• **Instructions to follow**: Find the string "this" in the data, and copy out each line that has it.

Web page and app entries:
+++

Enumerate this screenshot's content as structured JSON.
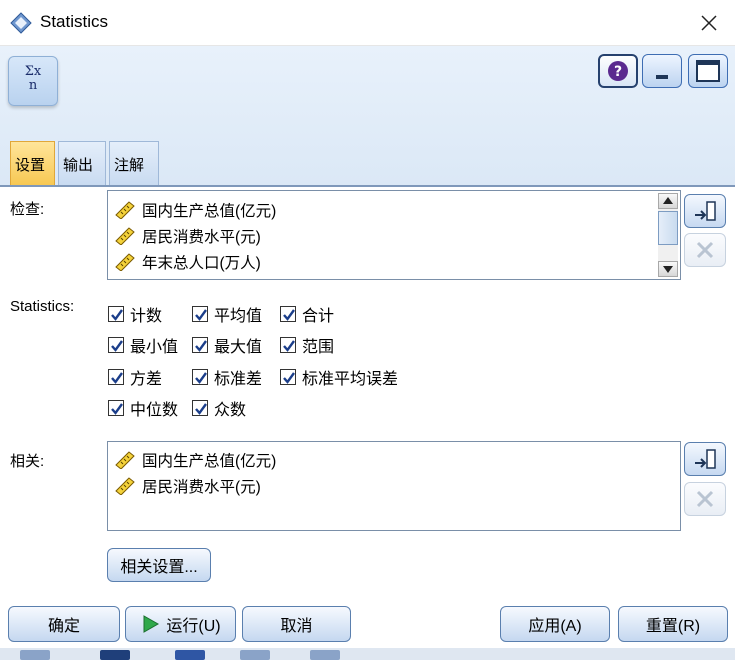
{
  "window": {
    "title": "Statistics"
  },
  "tabs": [
    {
      "label": "设置",
      "active": true
    },
    {
      "label": "输出",
      "active": false
    },
    {
      "label": "注解",
      "active": false
    }
  ],
  "examine": {
    "label": "检查:",
    "items": [
      "国内生产总值(亿元)",
      "居民消费水平(元)",
      "年末总人口(万人)"
    ]
  },
  "statistics": {
    "label": "Statistics:",
    "options": [
      {
        "label": "计数",
        "checked": true
      },
      {
        "label": "平均值",
        "checked": true
      },
      {
        "label": "合计",
        "checked": true
      },
      {
        "label": "最小值",
        "checked": true
      },
      {
        "label": "最大值",
        "checked": true
      },
      {
        "label": "范围",
        "checked": true
      },
      {
        "label": "方差",
        "checked": true
      },
      {
        "label": "标准差",
        "checked": true
      },
      {
        "label": "标准平均误差",
        "checked": true
      },
      {
        "label": "中位数",
        "checked": true
      },
      {
        "label": "众数",
        "checked": true
      }
    ]
  },
  "correlate": {
    "label": "相关:",
    "items": [
      "国内生产总值(亿元)",
      "居民消费水平(元)"
    ],
    "settings_button": "相关设置..."
  },
  "footer": {
    "ok": "确定",
    "run": "运行(U)",
    "cancel": "取消",
    "apply": "应用(A)",
    "reset": "重置(R)"
  },
  "icons": {
    "app": "diamond-app-icon",
    "node": "sigma-statistics-icon",
    "field": "ruler-field-icon",
    "accent": "#4a78b5"
  }
}
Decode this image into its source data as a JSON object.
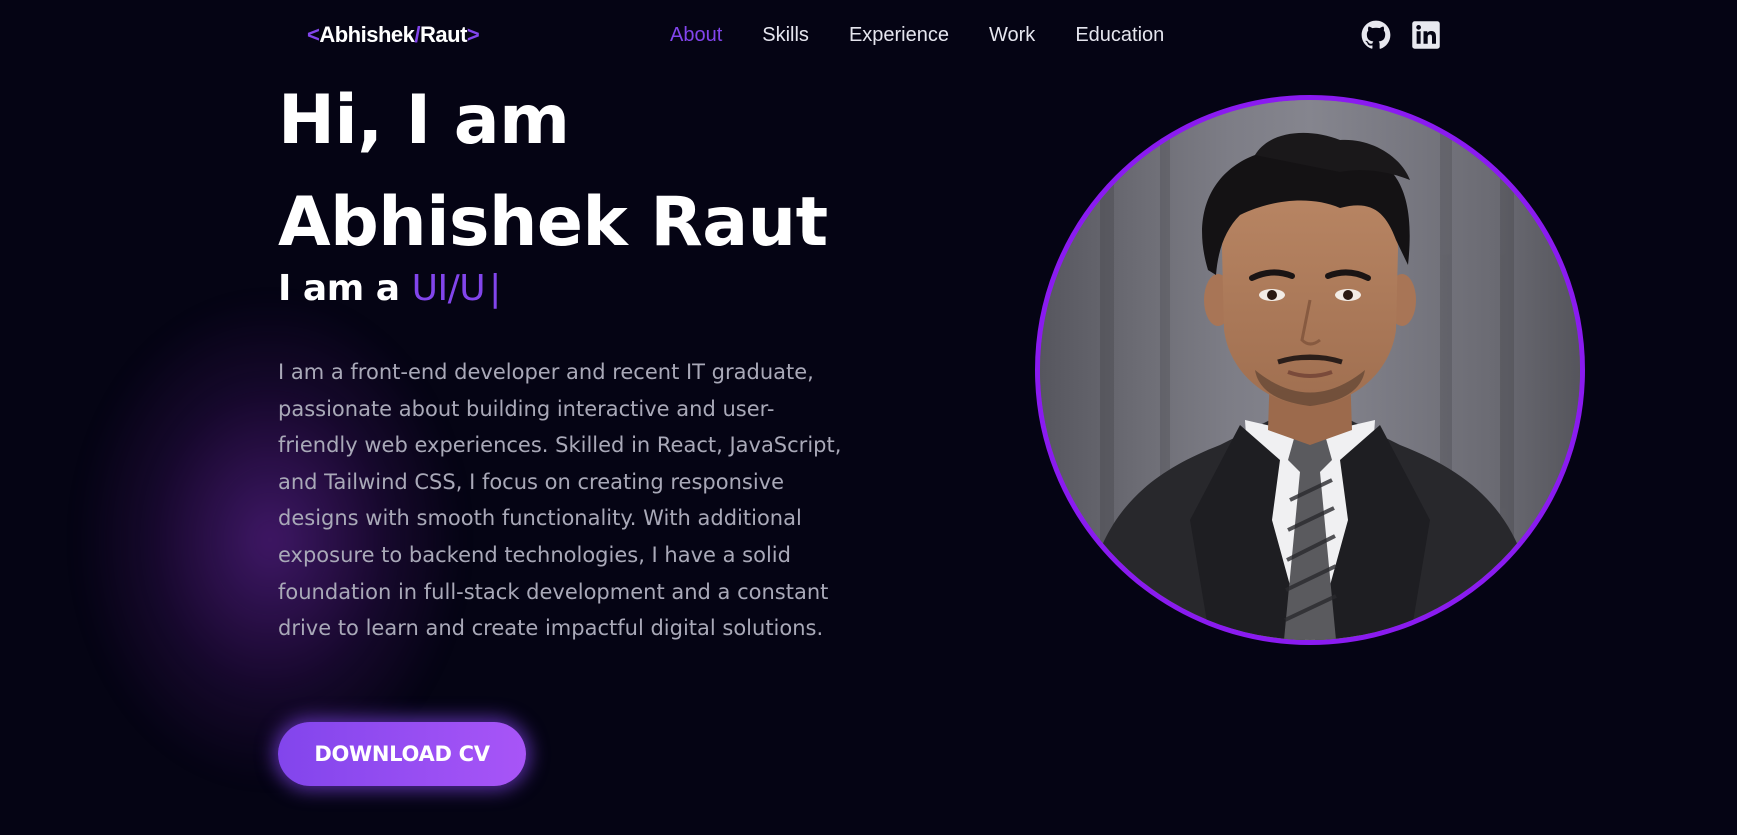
{
  "nav": {
    "logo": {
      "open": "<",
      "first": "Abhishek",
      "slash": "/",
      "last": "Raut",
      "close": ">"
    },
    "links": [
      {
        "label": "About",
        "active": true
      },
      {
        "label": "Skills",
        "active": false
      },
      {
        "label": "Experience",
        "active": false
      },
      {
        "label": "Work",
        "active": false
      },
      {
        "label": "Education",
        "active": false
      }
    ],
    "social": [
      {
        "icon": "github-icon"
      },
      {
        "icon": "linkedin-icon"
      }
    ]
  },
  "hero": {
    "greeting": "Hi, I am",
    "name": "Abhishek Raut",
    "role_prefix": "I am a",
    "role_typed": "UI/U",
    "cursor": "|",
    "bio": "I am a front-end developer and recent IT graduate, passionate about building interactive and user-friendly web experiences. Skilled in React, JavaScript, and Tailwind CSS, I focus on creating responsive designs with smooth functionality. With additional exposure to backend technologies, I have a solid foundation in full-stack development and a constant drive to learn and create impactful digital solutions.",
    "cta_label": "DOWNLOAD CV"
  },
  "colors": {
    "background": "#050414",
    "accent": "#8245ec",
    "portrait_border": "#8a1bf0",
    "body_text": "#a9a9b8"
  }
}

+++

• **Response area**:
Enumerate this screenshot's content as structured JSON.
Decode this image into its source data as a JSON object.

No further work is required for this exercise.